Please return the listing below exactly, without any of its pictures.

START Given entries

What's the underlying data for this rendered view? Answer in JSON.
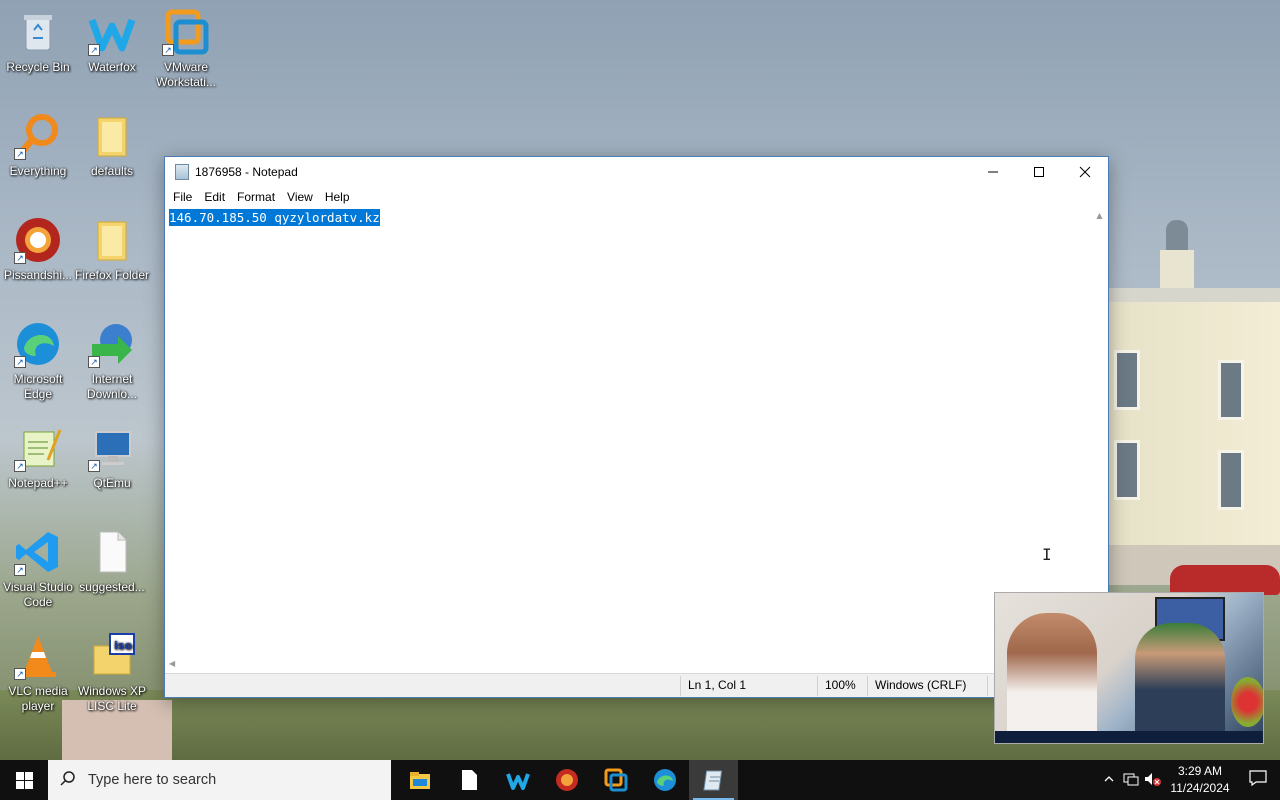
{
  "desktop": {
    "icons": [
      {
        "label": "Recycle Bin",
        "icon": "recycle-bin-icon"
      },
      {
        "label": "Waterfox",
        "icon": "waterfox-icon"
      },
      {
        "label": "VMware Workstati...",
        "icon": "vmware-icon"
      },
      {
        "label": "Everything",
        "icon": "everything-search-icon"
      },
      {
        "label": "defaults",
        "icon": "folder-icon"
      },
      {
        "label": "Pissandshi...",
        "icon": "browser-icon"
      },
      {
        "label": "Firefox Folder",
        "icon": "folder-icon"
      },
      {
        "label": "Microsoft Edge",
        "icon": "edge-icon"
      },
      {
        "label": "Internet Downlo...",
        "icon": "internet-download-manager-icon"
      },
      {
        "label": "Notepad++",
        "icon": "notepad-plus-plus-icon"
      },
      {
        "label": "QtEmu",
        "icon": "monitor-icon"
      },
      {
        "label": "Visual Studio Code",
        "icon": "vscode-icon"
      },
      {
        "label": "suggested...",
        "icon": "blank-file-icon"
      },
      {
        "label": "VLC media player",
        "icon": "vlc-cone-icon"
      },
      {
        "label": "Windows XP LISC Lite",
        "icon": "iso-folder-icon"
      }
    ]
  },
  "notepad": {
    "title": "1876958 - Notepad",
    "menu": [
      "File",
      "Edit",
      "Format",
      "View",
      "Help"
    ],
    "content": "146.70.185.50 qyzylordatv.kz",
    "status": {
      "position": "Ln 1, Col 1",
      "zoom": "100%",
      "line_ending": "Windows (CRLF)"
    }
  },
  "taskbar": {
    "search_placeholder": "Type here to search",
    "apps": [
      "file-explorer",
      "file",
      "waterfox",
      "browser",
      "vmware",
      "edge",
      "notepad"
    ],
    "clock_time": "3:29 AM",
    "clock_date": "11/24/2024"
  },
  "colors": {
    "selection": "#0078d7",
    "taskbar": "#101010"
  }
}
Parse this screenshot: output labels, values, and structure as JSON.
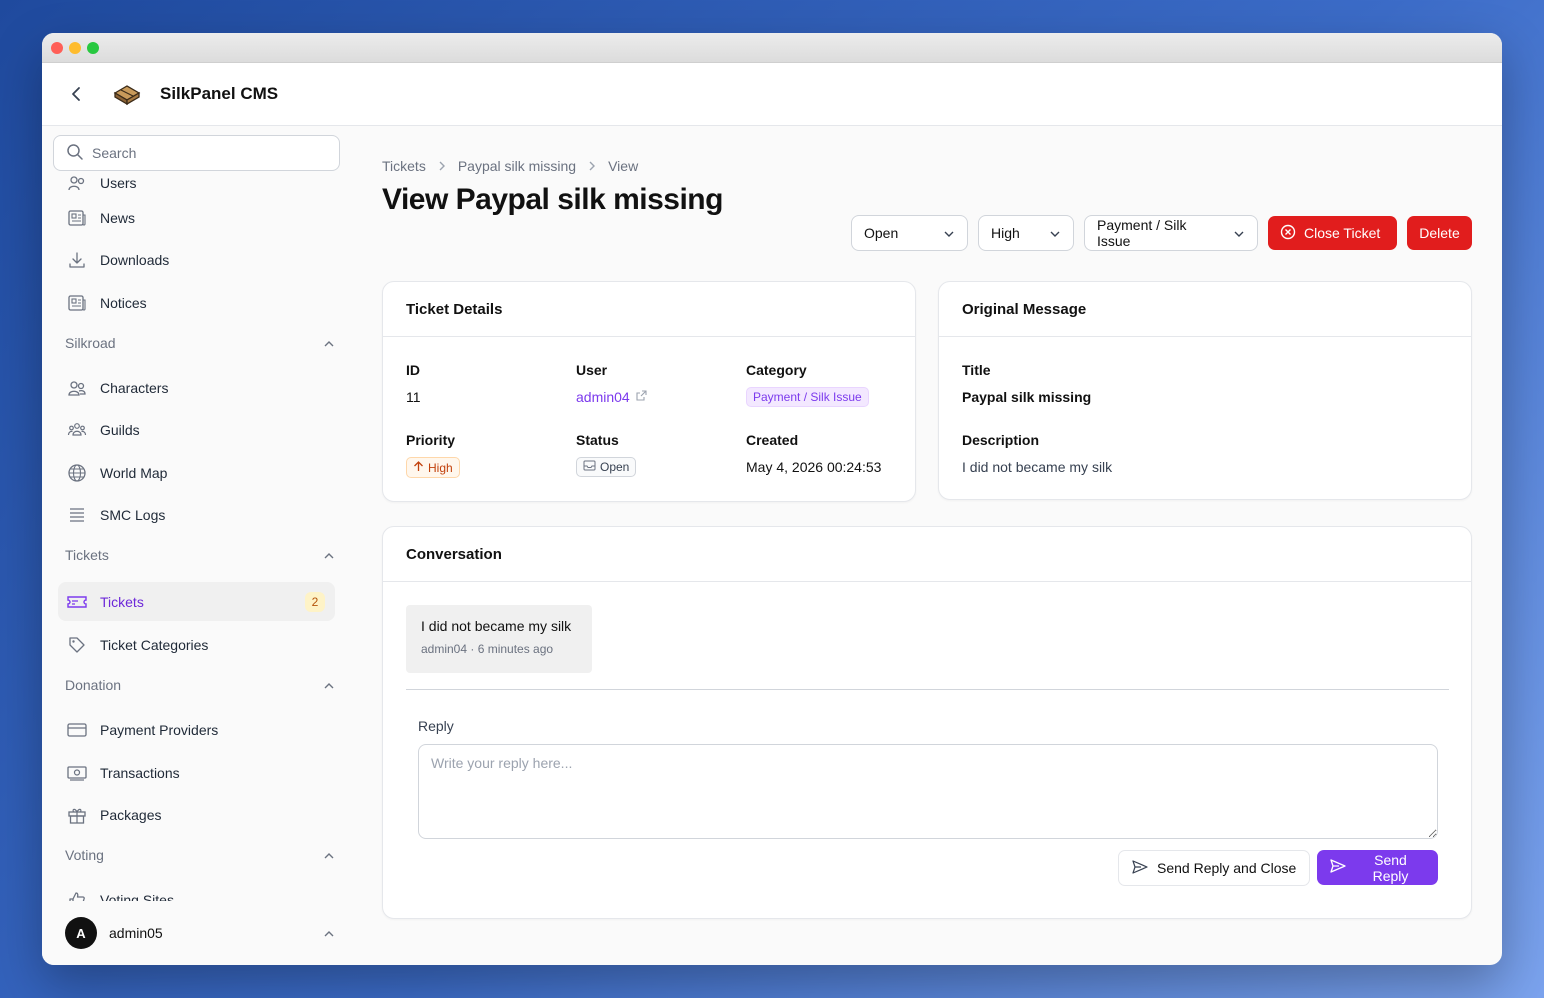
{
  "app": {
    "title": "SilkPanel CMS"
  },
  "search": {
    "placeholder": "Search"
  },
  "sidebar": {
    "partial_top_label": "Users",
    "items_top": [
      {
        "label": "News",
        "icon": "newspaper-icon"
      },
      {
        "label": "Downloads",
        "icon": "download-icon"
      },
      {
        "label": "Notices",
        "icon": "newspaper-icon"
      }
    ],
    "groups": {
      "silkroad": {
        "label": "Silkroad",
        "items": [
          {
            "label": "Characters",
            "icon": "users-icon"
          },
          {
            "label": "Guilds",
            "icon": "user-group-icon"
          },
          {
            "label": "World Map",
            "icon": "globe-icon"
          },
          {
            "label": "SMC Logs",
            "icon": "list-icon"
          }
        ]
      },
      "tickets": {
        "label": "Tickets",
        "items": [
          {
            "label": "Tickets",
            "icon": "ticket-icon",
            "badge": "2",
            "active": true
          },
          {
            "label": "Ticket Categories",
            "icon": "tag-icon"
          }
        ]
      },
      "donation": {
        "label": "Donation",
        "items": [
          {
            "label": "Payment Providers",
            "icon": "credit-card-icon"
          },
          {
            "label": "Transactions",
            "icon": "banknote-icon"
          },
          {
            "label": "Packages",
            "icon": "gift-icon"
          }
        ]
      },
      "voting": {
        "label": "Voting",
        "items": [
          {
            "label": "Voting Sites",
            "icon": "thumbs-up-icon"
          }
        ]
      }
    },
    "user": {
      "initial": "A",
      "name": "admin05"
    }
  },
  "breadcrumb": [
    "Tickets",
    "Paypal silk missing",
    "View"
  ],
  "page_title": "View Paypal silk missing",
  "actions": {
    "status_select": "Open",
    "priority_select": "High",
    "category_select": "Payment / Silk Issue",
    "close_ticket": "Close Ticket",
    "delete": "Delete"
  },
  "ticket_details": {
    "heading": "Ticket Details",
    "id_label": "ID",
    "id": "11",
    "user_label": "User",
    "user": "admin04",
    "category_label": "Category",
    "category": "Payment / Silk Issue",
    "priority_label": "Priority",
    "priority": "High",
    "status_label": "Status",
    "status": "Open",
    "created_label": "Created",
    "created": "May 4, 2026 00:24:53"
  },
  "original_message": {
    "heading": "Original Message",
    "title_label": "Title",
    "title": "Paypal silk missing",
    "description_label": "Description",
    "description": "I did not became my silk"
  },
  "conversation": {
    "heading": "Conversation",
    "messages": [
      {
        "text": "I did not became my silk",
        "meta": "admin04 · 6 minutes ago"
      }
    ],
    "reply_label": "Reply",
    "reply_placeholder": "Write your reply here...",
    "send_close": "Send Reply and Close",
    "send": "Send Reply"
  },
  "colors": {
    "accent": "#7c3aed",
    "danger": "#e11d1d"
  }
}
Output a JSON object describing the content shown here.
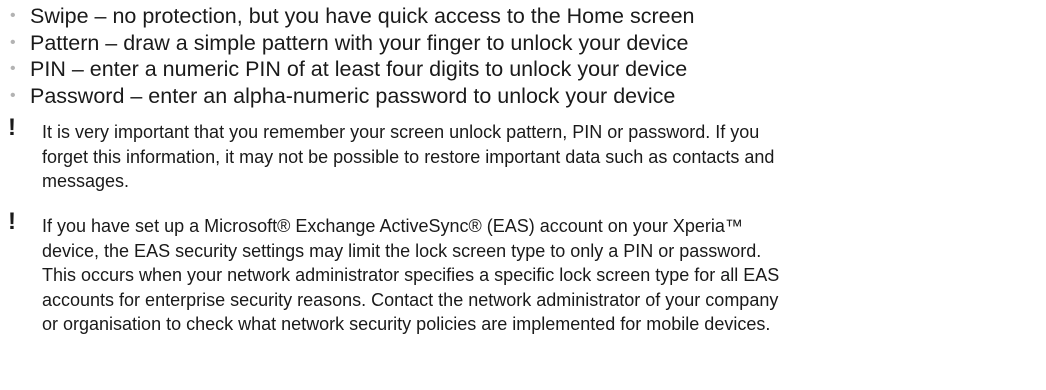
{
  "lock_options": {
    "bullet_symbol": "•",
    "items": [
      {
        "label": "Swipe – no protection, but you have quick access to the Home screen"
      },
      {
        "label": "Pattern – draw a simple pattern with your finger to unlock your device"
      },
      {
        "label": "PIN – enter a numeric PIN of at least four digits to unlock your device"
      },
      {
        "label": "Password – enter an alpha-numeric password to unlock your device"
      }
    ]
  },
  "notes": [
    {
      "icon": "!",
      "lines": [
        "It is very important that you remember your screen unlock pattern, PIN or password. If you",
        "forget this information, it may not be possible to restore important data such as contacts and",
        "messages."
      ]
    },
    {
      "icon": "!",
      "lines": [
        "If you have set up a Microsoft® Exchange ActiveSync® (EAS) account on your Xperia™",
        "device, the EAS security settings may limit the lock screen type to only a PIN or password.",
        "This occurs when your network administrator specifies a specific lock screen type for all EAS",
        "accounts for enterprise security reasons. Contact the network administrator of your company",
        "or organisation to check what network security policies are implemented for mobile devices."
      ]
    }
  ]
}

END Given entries

» Response:
What's the underlying data for this rendered view? Answer in JSON.
{
  "desktop": {
    "icons": [
      {
        "label": "Recycle Bin",
        "icon": "recycle-bin-icon"
      },
      {
        "label": "Waterfox",
        "icon": "waterfox-icon"
      },
      {
        "label": "VMware Workstati...",
        "icon": "vmware-icon"
      },
      {
        "label": "Everything",
        "icon": "everything-search-icon"
      },
      {
        "label": "defaults",
        "icon": "folder-icon"
      },
      {
        "label": "Pissandshi...",
        "icon": "browser-icon"
      },
      {
        "label": "Firefox Folder",
        "icon": "folder-icon"
      },
      {
        "label": "Microsoft Edge",
        "icon": "edge-icon"
      },
      {
        "label": "Internet Downlo...",
        "icon": "internet-download-manager-icon"
      },
      {
        "label": "Notepad++",
        "icon": "notepad-plus-plus-icon"
      },
      {
        "label": "QtEmu",
        "icon": "monitor-icon"
      },
      {
        "label": "Visual Studio Code",
        "icon": "vscode-icon"
      },
      {
        "label": "suggested...",
        "icon": "blank-file-icon"
      },
      {
        "label": "VLC media player",
        "icon": "vlc-cone-icon"
      },
      {
        "label": "Windows XP LISC Lite",
        "icon": "iso-folder-icon"
      }
    ]
  },
  "notepad": {
    "title": "1876958 - Notepad",
    "menu": [
      "File",
      "Edit",
      "Format",
      "View",
      "Help"
    ],
    "content": "146.70.185.50 qyzylordatv.kz",
    "status": {
      "position": "Ln 1, Col 1",
      "zoom": "100%",
      "line_ending": "Windows (CRLF)"
    }
  },
  "taskbar": {
    "search_placeholder": "Type here to search",
    "apps": [
      "file-explorer",
      "file",
      "waterfox",
      "browser",
      "vmware",
      "edge",
      "notepad"
    ],
    "clock_time": "3:29 AM",
    "clock_date": "11/24/2024"
  },
  "colors": {
    "selection": "#0078d7",
    "taskbar": "#101010"
  }
}
Parse this screenshot: output labels, values, and structure as JSON.
{
  "app": {
    "title": "SilkPanel CMS"
  },
  "search": {
    "placeholder": "Search"
  },
  "sidebar": {
    "partial_top_label": "Users",
    "items_top": [
      {
        "label": "News",
        "icon": "newspaper-icon"
      },
      {
        "label": "Downloads",
        "icon": "download-icon"
      },
      {
        "label": "Notices",
        "icon": "newspaper-icon"
      }
    ],
    "groups": {
      "silkroad": {
        "label": "Silkroad",
        "items": [
          {
            "label": "Characters",
            "icon": "users-icon"
          },
          {
            "label": "Guilds",
            "icon": "user-group-icon"
          },
          {
            "label": "World Map",
            "icon": "globe-icon"
          },
          {
            "label": "SMC Logs",
            "icon": "list-icon"
          }
        ]
      },
      "tickets": {
        "label": "Tickets",
        "items": [
          {
            "label": "Tickets",
            "icon": "ticket-icon",
            "badge": "2",
            "active": true
          },
          {
            "label": "Ticket Categories",
            "icon": "tag-icon"
          }
        ]
      },
      "donation": {
        "label": "Donation",
        "items": [
          {
            "label": "Payment Providers",
            "icon": "credit-card-icon"
          },
          {
            "label": "Transactions",
            "icon": "banknote-icon"
          },
          {
            "label": "Packages",
            "icon": "gift-icon"
          }
        ]
      },
      "voting": {
        "label": "Voting",
        "items": [
          {
            "label": "Voting Sites",
            "icon": "thumbs-up-icon"
          }
        ]
      }
    },
    "user": {
      "initial": "A",
      "name": "admin05"
    }
  },
  "breadcrumb": [
    "Tickets",
    "Paypal silk missing",
    "View"
  ],
  "page_title": "View Paypal silk missing",
  "actions": {
    "status_select": "Open",
    "priority_select": "High",
    "category_select": "Payment / Silk Issue",
    "close_ticket": "Close Ticket",
    "delete": "Delete"
  },
  "ticket_details": {
    "heading": "Ticket Details",
    "id_label": "ID",
    "id": "11",
    "user_label": "User",
    "user": "admin04",
    "category_label": "Category",
    "category": "Payment / Silk Issue",
    "priority_label": "Priority",
    "priority": "High",
    "status_label": "Status",
    "status": "Open",
    "created_label": "Created",
    "created": "May 4, 2026 00:24:53"
  },
  "original_message": {
    "heading": "Original Message",
    "title_label": "Title",
    "title": "Paypal silk missing",
    "description_label": "Description",
    "description": "I did not became my silk"
  },
  "conversation": {
    "heading": "Conversation",
    "messages": [
      {
        "text": "I did not became my silk",
        "meta": "admin04 · 6 minutes ago"
      }
    ],
    "reply_label": "Reply",
    "reply_placeholder": "Write your reply here...",
    "send_close": "Send Reply and Close",
    "send": "Send Reply"
  },
  "colors": {
    "accent": "#7c3aed",
    "danger": "#e11d1d"
  }
}
Output a JSON object describing the content shown here.
{
  "lock_options": {
    "bullet_symbol": "•",
    "items": [
      {
        "label": "Swipe – no protection, but you have quick access to the Home screen"
      },
      {
        "label": "Pattern – draw a simple pattern with your finger to unlock your device"
      },
      {
        "label": "PIN – enter a numeric PIN of at least four digits to unlock your device"
      },
      {
        "label": "Password – enter an alpha-numeric password to unlock your device"
      }
    ]
  },
  "notes": [
    {
      "icon": "!",
      "lines": [
        "It is very important that you remember your screen unlock pattern, PIN or password. If you",
        "forget this information, it may not be possible to restore important data such as contacts and",
        "messages."
      ]
    },
    {
      "icon": "!",
      "lines": [
        "If you have set up a Microsoft® Exchange ActiveSync® (EAS) account on your Xperia™",
        "device, the EAS security settings may limit the lock screen type to only a PIN or password.",
        "This occurs when your network administrator specifies a specific lock screen type for all EAS",
        "accounts for enterprise security reasons. Contact the network administrator of your company",
        "or organisation to check what network security policies are implemented for mobile devices."
      ]
    }
  ]
}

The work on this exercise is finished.